INSTRUCTIONS FOR THE TASK:
Determine the count of lines in the following entries that contain the string "text". Write only the number.

──────── THE DATA ────────

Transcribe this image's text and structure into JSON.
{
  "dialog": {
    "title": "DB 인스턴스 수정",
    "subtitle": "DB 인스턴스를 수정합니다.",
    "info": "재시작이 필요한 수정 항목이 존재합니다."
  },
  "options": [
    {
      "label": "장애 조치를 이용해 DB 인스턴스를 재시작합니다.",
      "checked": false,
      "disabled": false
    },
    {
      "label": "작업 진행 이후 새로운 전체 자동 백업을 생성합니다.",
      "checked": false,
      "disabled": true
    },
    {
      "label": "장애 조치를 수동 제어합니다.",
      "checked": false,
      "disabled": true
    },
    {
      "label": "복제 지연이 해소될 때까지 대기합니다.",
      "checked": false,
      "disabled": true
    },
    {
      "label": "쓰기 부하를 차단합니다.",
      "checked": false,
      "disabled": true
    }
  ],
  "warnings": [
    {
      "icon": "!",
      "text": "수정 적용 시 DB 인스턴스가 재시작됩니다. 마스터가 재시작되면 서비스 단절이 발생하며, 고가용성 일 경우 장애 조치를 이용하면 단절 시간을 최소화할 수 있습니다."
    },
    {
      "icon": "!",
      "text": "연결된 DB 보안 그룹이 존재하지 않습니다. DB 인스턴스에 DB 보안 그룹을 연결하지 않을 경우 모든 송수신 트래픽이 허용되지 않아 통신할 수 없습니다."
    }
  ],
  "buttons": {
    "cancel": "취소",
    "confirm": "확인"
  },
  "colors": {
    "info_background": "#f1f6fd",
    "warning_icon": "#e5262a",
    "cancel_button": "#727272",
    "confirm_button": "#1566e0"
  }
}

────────

YOUR SOLUTION:
3